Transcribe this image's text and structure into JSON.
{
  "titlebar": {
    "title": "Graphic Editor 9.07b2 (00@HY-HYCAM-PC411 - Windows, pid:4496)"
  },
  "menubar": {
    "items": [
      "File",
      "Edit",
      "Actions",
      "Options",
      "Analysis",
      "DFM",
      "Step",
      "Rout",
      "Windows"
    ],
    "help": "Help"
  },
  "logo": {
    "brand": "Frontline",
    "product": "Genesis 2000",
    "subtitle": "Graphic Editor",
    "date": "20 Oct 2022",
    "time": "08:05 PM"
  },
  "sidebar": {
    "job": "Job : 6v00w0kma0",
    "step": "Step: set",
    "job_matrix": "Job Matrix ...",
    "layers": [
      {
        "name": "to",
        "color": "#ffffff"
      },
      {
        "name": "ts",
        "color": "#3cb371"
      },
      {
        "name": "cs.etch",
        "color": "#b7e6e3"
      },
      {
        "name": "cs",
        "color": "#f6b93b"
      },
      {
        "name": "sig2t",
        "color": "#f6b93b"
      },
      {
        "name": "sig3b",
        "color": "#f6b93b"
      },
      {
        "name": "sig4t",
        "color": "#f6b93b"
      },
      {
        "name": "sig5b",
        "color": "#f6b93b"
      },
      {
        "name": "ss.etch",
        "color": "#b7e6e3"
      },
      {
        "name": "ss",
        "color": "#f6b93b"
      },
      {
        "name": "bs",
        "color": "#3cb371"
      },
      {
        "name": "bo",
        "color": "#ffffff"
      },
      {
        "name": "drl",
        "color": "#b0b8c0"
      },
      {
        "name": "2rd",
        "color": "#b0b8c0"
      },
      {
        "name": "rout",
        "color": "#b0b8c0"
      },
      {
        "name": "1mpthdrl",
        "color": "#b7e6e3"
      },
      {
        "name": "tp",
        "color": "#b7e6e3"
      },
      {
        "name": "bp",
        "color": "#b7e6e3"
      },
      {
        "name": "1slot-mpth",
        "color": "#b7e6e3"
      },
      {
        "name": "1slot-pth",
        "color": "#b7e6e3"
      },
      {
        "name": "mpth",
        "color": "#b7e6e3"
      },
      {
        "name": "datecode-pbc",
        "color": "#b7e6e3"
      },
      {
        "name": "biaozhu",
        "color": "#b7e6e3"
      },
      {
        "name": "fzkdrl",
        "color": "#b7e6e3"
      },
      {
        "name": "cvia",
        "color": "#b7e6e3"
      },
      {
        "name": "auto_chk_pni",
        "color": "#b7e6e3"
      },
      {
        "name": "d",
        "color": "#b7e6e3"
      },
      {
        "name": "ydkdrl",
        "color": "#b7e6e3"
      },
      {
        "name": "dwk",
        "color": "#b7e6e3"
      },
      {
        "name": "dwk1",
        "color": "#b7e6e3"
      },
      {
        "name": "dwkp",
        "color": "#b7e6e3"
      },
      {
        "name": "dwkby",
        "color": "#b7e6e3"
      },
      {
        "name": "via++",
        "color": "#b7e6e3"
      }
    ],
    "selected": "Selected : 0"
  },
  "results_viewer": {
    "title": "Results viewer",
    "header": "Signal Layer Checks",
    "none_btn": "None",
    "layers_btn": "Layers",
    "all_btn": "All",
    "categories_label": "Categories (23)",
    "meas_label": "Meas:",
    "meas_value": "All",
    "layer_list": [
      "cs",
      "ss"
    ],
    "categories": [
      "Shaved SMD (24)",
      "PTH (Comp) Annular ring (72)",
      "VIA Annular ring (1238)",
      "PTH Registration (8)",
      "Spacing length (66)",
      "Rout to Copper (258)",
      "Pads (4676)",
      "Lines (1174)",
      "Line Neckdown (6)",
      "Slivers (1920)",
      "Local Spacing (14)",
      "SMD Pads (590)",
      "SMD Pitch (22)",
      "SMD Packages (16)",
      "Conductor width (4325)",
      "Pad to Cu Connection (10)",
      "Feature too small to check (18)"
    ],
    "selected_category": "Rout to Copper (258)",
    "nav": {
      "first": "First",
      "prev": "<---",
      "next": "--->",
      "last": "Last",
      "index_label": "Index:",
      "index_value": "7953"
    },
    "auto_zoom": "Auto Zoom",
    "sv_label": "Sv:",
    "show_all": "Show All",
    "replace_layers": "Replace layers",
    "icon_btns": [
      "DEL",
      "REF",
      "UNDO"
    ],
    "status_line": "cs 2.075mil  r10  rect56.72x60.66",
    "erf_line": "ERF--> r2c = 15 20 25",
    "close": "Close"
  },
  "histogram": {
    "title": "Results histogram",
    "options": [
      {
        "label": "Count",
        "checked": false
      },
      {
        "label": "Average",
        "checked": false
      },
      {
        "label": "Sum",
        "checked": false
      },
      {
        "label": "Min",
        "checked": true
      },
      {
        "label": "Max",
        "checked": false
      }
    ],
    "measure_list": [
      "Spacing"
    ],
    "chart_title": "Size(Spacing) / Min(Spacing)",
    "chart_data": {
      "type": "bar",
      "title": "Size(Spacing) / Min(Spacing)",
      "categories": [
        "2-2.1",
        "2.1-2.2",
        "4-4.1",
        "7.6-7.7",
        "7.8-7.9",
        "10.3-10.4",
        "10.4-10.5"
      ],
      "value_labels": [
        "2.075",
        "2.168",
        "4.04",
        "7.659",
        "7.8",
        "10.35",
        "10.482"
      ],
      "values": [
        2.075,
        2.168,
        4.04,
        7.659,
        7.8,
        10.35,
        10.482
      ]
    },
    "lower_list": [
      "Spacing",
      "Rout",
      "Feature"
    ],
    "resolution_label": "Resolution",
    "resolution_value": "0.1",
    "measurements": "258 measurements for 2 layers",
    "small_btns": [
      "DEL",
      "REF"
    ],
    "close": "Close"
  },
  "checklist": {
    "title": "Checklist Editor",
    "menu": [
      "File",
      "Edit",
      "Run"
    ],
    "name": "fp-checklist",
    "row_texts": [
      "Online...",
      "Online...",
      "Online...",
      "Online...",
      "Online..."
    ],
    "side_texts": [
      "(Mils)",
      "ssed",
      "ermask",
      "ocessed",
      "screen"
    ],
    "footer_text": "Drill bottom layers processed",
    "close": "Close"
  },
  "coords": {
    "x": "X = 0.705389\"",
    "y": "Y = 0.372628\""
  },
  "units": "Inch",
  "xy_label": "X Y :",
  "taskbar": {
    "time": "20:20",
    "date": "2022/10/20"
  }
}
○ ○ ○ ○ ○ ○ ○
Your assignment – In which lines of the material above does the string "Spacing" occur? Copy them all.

Response area –
      "Spacing length (66)",
      "Local Spacing (14)",
      "Spacing"
    "chart_title": "Size(Spacing) / Min(Spacing)",
      "title": "Size(Spacing) / Min(Spacing)",
      "Spacing",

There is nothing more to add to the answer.